Now his daughter, York graduate Nina Beveridge (BA ’81), in her own documentary titled The Idealist, travels in her father’s footsteps as she seeks to understand his principles and the price paid for them. The film, which airs Wednesday night on TVOntario’s “The View From Here”, recently won an award at the Houston International Film Festival. “My parents believed passionately that film should be used as a tool for social change around the world,” says Beveridge. “They dedicated their lives to the pursuit of this ideal.” (Wednesday, May 17, Sunday May 21, TVO)
Student digs in for farmers
Half a world away, Orleans, Ont., native Alice Wan is helping cotton farmers appreciate the benefits of commercialization, reported the Ottawa Sun May 11. The 26-year-old graduate student in York’s Faculty of Environmental Studies is one of three Canadian students who hopped a plane for Africa last week, where they will spend the summer teaching the world’s poorest about good living practices. It’s all part of a program sponsored by CARE Canada, through its newest division, CARE Enterprise Partners (CEP).
Wan’s work in Africa this summer is a result of York’s creation of the East African Centre of Excellence in Sustainable Enterprise earlier this year. The centre works in collaboration with the Dar es Salaam University in Tanzania, CARE Canada and CARE Tanzania.
Letter writer sees contradiction in Hutchinson’s remark
In a letter to The Globe and Mail May 11, reader John Barnet wrote: In a remarkably ill-disciplined column (The Globe May 10), Allan Hutchinson says “it is imperative that judicial performance is the subject of vigorous questioning.” I suspect that few would disagree with that. But Mr. Hutchinson, while recognizing that Maurice Vellacott “might well have crossed the line in falsely attributing particular views to the Chief Justice” and admitting that mean-spirited or ad hominem assaults are unwarranted, urges the MP to “rave on.” Surely an associate dean at Osgoode Hall Law School can see the inherent contradiction here, said Barnet.
- Hutchinson was also interviewed about his views on CBC Newsworld’s “Canada Now” May 10.
Playwright Marion André taught at York
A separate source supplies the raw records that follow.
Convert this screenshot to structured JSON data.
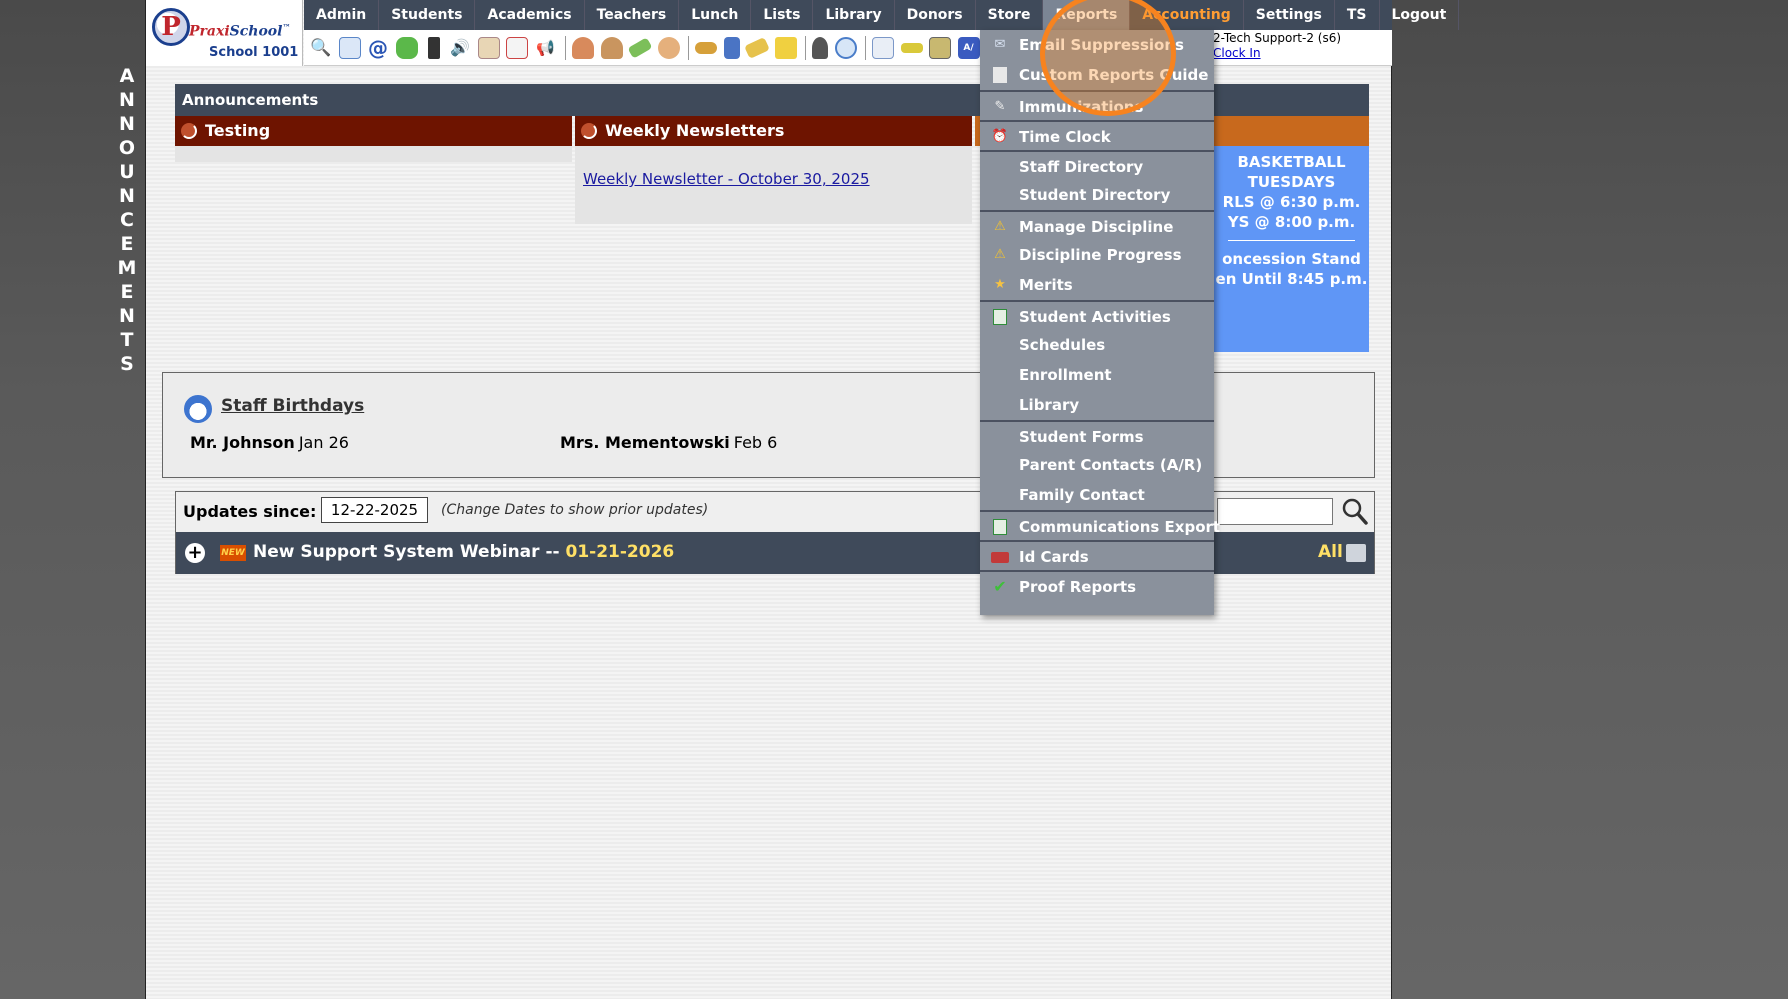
{
  "vertical_label": [
    "A",
    "N",
    "N",
    "O",
    "U",
    "N",
    "C",
    "E",
    "M",
    "E",
    "N",
    "T",
    "S"
  ],
  "logo": {
    "letter": "P",
    "brand_part1": "Praxi",
    "brand_part2": "School",
    "tm": "™",
    "school": "School 1001"
  },
  "nav": {
    "items": [
      "Admin",
      "Students",
      "Academics",
      "Teachers",
      "Lunch",
      "Lists",
      "Library",
      "Donors",
      "Store",
      "Reports",
      "Accounting",
      "Settings",
      "TS",
      "Logout"
    ]
  },
  "user": {
    "name": "2-Tech Support-2 (s6)",
    "clock_in": "Clock In"
  },
  "announcements": {
    "header": "Announcements",
    "columns": [
      {
        "title": "Testing",
        "color": "#6e1400"
      },
      {
        "title": "Weekly Newsletters",
        "color": "#6e1400",
        "link": "Weekly Newsletter - October 30, 2025"
      }
    ],
    "basketball": {
      "lines": [
        "BASKETBALL",
        "TUESDAYS",
        "RLS @ 6:30 p.m.",
        "YS  @ 8:00 p.m."
      ],
      "lines2": [
        "oncession Stand",
        "en Until 8:45 p.m."
      ]
    }
  },
  "birthdays": {
    "title": "Staff Birthdays",
    "entries": [
      {
        "name": "Mr. Johnson",
        "date": "Jan 26"
      },
      {
        "name": "Mrs. Mementowski",
        "date": "Feb 6"
      }
    ]
  },
  "updates": {
    "label": "Updates since:",
    "date": "12-22-2025",
    "note": "(Change Dates to show prior updates)",
    "item_badge": "NEW",
    "item_title": "New Support System Webinar -- ",
    "item_date": "01-21-2026",
    "all_label": "All"
  },
  "reports_menu": [
    {
      "label": "Email Suppressions",
      "icon": "envelope-icon",
      "sep": false
    },
    {
      "label": "Custom Reports Guide",
      "icon": "document-icon",
      "sep": false
    },
    {
      "label": "Immunizations",
      "icon": "syringe-icon",
      "sep": true
    },
    {
      "label": "Time Clock",
      "icon": "alarm-clock-icon",
      "sep": true
    },
    {
      "label": "Staff Directory",
      "icon": "",
      "sep": true
    },
    {
      "label": "Student Directory",
      "icon": "",
      "sep": false
    },
    {
      "label": "Manage Discipline",
      "icon": "warning-icon",
      "sep": true
    },
    {
      "label": "Discipline Progress",
      "icon": "warning-icon",
      "sep": false
    },
    {
      "label": "Merits",
      "icon": "star-icon",
      "sep": false
    },
    {
      "label": "Student Activities",
      "icon": "spreadsheet-icon",
      "sep": true
    },
    {
      "label": "Schedules",
      "icon": "",
      "sep": false
    },
    {
      "label": "Enrollment",
      "icon": "",
      "sep": false
    },
    {
      "label": "Library",
      "icon": "",
      "sep": false
    },
    {
      "label": "Student Forms",
      "icon": "",
      "sep": true
    },
    {
      "label": "Parent Contacts (A/R)",
      "icon": "",
      "sep": false
    },
    {
      "label": "Family Contact",
      "icon": "",
      "sep": false
    },
    {
      "label": "Communications Export",
      "icon": "spreadsheet-icon",
      "sep": true
    },
    {
      "label": "Id Cards",
      "icon": "id-card-icon",
      "sep": true
    },
    {
      "label": "Proof Reports",
      "icon": "checkmark-icon",
      "sep": true
    }
  ],
  "colors": {
    "nav_bg": "#3f4a5a",
    "menu_bg": "#8a919c",
    "accent": "#f7831f",
    "basket_bg": "#5f96f6"
  }
}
Playwright and director Marion André died in Toronto May 9 after a long illness, reported The Globe and Mail May 11. He was 85. He was born in Le Havre, France, in January, 1921, but was raised in Poland. He survived the Holocaust and established a career in that country as a director and playwright for theatre, radio and television. He immigrated to Canada in 1957 and settled in Montreal, working as a drama specialist for the Protestant School Board. From 1967 to 1971, he served as the first artistic director of the theatre at the Saidye Bronfman Centre in Montreal. After moving to Toronto, he taught in the theatre department at York University (1972-1973), founded Theatre Plus at the St. Lawrence Centre and managed it from 1973 until 1985. He also wrote several radio and television plays and documentaries that were produced in both English and French. His plays, mostly dealing with Jewish life in Poland during the Nazi occupation, have been presented on stages in Toronto, London and New York.
- Steven Skurka